Genetic syndromes associated with autism are increasingly being diagnosed in utero because of techniques that can identify subtle mutations in the genome. But the technology is ahead of the ethical debate on whether and how to inform parents about mutations with unknown effects.
Spectrum: Autism Research News
Tag: genetic testing
The first international meeting on Phelan-McDermid syndrome brought together researchers and family members of those affected by the disorder, sparking collaboration and some emotion.
Matthew State is both a dedicated clinician and a world-class geneticist, but his diplomatic style is a relic of his former adventures in politics.
Two new studies of families carrying glitches on a region of chromosome 16, which has been strongly associated with autism, reveal the wide range of effects caused by the variant and narrow the list of possible culprit genes.
Over the next five years, dozens of researchers funded by the $40 million ‘NIH Human Connectome Project’ will map the circuits of the human brain, tracing neural pathways and learning how different regions work together in synchrony.
For a few hundred dollars and a bit of your spit, you can have parts of your DNA analyzed. If you’re more ambitious, $20,000 — and a lot less than that a year from now — will buy you the sequence of your entire genome.
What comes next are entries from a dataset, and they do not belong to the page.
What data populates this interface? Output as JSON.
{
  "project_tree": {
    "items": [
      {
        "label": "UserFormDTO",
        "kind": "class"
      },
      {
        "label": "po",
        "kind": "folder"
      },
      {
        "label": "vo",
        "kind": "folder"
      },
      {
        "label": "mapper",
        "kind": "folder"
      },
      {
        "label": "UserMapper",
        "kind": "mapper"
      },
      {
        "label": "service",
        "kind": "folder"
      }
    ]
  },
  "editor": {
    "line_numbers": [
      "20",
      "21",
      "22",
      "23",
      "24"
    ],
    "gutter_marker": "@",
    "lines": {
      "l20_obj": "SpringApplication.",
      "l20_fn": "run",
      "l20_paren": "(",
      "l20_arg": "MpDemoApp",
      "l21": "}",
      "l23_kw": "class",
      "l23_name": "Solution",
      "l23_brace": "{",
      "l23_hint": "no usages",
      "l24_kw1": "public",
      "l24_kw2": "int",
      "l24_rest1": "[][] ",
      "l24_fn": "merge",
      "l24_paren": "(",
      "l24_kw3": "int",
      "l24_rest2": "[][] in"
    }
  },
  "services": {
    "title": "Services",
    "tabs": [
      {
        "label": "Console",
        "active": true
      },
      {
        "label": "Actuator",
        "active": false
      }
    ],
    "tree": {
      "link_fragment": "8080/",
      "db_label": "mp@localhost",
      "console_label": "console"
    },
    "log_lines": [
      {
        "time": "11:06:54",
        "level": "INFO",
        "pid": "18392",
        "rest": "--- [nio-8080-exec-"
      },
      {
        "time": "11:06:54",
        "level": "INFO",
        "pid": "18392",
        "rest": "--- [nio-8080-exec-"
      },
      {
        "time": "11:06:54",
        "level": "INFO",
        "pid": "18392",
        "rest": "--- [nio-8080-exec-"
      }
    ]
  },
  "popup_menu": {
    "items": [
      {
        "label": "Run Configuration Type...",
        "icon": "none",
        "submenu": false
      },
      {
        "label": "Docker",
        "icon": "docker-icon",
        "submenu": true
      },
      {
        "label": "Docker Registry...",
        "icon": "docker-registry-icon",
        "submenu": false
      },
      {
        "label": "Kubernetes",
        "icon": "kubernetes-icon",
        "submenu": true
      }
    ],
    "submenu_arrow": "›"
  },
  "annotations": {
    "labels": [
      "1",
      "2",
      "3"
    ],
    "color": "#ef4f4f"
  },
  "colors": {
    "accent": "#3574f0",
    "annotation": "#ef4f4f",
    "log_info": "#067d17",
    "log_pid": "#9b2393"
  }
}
But the real question is should you, and others like you, find out what secrets your genome holds?
Chromosomal microarray analysis, which screens the entire genome for tiny blips in the sequence, should be the first genetic test performed when diagnosing autism, says a consortium of clinical geneticists. The recommendation comes on the heels of a study that found the test is three times more effective at spotting autism variants than are standard clinical methods.